Checking checklist. EEOC approves of screening, including questionnaires that are given on arrival to work or before they arrive. Some employers are using an electronic questionnaire; when they arrive at work they show their phone with an OK sign.
How are you feeling? Here are some permissible questions to ask employees as they return: In the last 48 hours have you had a fever, cold, cough, chills, shortness of breath, muscle pains, gastrointestinal stress. Other questions: have you been in contact with anyone who has or had COVID-19, have you traveled to any nation on watchlists, such as China or Iran. Anyone answering yes to these questions should be told to leave the premises and go to their health provider. (Be sure to disinfect all chairs, doorknobs, etc. the person may touched.)
Documenting your screening? You need not keep records, but — if you do — remember the ADA requirements to keep it confidential and give access only to a very limited number of managers.
Taking temperatures. Best practice is to have the employees take their own temperatures, taking care to wipe down the thermometer before and after use. Temperature red flag: 104 degrees or above.
More advanced testing. The EEOC allows testing for COVID-19, including diagnostic and antibody testing. But there are serious drawbacks to this testing, including its uncertain accuracy, cost and availability.
So, you have an employee with COVID-19. What’s next? Do contact tracing for people the employee might have been in close personal contact with, isolate and disinfect their workplace area, and tell people in contact to self-quarantine for 14 days.
Contacting contacts.

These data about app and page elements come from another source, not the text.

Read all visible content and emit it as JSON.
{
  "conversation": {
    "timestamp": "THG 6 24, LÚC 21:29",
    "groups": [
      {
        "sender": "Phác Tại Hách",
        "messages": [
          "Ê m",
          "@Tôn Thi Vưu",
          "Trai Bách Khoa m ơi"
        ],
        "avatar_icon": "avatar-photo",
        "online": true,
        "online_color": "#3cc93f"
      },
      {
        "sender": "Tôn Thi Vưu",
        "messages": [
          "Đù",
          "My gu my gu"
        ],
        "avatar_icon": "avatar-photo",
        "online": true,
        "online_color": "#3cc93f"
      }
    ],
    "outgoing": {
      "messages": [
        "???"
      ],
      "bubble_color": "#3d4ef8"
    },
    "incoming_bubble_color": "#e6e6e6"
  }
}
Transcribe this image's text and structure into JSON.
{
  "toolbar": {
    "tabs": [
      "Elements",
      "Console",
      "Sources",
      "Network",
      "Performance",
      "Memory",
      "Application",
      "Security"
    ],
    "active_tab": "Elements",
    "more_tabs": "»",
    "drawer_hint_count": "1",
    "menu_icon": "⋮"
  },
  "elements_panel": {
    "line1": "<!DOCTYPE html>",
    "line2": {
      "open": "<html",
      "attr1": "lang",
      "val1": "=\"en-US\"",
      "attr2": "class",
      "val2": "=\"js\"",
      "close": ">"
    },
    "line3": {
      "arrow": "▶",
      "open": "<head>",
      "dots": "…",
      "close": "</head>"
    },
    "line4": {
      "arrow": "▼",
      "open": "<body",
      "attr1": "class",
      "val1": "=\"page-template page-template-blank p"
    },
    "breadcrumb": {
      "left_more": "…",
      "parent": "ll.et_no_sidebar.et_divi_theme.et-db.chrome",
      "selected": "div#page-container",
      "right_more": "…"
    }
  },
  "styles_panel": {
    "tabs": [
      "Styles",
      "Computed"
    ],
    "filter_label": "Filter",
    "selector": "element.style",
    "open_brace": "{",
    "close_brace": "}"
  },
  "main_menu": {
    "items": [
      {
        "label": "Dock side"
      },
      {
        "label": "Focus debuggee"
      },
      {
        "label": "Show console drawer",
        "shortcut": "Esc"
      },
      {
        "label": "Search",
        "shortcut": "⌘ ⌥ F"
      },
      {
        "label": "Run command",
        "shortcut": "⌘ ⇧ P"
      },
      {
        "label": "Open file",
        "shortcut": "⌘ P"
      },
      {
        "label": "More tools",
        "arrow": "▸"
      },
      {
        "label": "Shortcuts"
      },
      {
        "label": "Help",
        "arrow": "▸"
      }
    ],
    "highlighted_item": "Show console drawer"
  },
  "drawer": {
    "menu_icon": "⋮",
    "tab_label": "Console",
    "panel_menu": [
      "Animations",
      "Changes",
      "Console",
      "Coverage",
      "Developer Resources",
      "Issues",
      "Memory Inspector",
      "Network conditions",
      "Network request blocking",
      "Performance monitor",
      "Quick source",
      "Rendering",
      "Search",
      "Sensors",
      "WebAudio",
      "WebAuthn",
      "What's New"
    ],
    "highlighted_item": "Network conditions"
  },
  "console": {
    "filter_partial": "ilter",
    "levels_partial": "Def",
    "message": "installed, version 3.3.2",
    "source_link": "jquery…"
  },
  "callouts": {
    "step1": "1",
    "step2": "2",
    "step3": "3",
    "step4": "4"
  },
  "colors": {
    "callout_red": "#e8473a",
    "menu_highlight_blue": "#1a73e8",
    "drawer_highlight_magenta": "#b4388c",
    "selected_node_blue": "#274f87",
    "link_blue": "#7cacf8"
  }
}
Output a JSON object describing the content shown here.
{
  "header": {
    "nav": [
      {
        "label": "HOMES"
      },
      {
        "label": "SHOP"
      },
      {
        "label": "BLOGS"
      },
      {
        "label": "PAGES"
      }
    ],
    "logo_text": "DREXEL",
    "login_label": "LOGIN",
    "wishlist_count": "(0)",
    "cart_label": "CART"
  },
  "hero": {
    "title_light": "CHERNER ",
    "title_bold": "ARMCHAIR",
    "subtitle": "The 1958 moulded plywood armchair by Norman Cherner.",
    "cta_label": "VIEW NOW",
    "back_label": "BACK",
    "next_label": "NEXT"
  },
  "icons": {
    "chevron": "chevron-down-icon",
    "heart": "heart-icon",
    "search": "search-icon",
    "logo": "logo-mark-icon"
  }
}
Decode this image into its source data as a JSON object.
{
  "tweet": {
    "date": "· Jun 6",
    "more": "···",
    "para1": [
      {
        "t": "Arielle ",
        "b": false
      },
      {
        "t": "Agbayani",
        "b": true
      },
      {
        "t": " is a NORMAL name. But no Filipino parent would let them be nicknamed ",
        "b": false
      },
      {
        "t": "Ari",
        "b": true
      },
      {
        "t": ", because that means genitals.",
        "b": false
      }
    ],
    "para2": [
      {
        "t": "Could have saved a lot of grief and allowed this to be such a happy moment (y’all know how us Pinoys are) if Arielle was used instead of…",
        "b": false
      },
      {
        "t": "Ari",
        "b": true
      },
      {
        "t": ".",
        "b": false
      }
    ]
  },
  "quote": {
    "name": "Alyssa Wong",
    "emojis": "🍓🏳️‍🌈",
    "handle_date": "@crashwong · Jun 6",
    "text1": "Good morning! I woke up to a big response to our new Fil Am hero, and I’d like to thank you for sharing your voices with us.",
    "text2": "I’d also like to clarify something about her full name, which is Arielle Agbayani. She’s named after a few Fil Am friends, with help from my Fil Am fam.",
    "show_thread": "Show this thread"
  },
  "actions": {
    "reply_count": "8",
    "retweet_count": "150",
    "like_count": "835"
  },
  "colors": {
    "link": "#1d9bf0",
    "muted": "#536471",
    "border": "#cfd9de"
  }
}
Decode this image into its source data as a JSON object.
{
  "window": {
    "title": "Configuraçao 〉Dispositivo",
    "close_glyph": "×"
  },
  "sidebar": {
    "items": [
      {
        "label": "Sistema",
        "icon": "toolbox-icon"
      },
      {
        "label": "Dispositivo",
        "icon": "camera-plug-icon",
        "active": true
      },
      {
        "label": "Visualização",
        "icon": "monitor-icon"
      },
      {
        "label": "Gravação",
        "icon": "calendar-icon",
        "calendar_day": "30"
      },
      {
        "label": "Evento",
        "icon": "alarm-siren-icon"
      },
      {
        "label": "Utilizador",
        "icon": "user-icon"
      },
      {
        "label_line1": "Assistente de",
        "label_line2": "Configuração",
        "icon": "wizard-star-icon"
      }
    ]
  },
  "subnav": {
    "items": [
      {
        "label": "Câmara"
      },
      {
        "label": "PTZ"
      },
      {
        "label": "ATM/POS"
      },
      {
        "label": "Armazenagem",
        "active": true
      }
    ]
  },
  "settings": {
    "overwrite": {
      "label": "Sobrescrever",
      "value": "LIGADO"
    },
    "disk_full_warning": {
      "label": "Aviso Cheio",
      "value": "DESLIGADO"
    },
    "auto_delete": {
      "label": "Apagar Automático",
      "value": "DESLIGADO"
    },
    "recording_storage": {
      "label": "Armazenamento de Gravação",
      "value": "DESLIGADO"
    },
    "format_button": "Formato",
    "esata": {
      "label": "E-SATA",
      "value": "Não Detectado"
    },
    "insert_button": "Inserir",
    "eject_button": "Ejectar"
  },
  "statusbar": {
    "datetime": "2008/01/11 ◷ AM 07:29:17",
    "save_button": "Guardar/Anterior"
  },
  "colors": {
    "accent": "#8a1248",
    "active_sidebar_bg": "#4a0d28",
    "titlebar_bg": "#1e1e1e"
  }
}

Be aware of ADA requirements for confidentiality, including not identifying the person with COVID-19 to traced contacts. There are apps for contact tracing.
Bringing back positive-testing employees. You have two options. The first is symptom-based with no fever for past 72 hours and 10 days since testing positive. The second is testing-based with two negative tests 24 hours apart.
Protocols for non-employees. You need to figure out what protocols you’re going to have for visitors, vendors, independent contractors, customers and clients.
Protocol fatigue. As time goes on, anticipate resistance to health and safety protocols. It may become increasingly political as the election nears. Be sure to enforce these protocols uniformly. Lax enforcement could invite litigation from plaintiffs’ attorneys. Consider that employees who complain may later become regarded as whistleblowers.
Knock, knock. Who’s there? OSHA! The agency has put employers on notice that it will soon begin to make surprise inspections, which had been suspended during the pandemic.
Be prepared. For a second wave of COVID-19 forcing a shutdown or partial shutdown. For a rash of sick leave. For changing federal, local and state regulations and order.
Elisabeth Watson said it: “Accept the fact that when you return to work that it will be a new normal … and, to be successful, you will have to accept and adapt to the new normal.”
You asked: Can you ask an employee to work, say, three days in the office and two at home? Absolutely, and it might be a good idea. Some employers designate two teams that work separately.
You also asked: As an essential business, newspapers have been open all along. Why do we need a plan? You still want to review your plan and make changes to it because the orders and the guidance, in particular the CDC guidance, is changing all the time.
Check out this checklist from Seyfarth Shaw LLP: Seyfarth.com/returntobusiness
Want to contact the Seyfarth presenters?
Karla Grossenbacher is at email@example.com or (202) 828-3556
Elisabeth Watson is at firstname.lastname@example.org or (213) 270-9699
Ann Marie Zaletel is at email@example.com or (310) 201-1560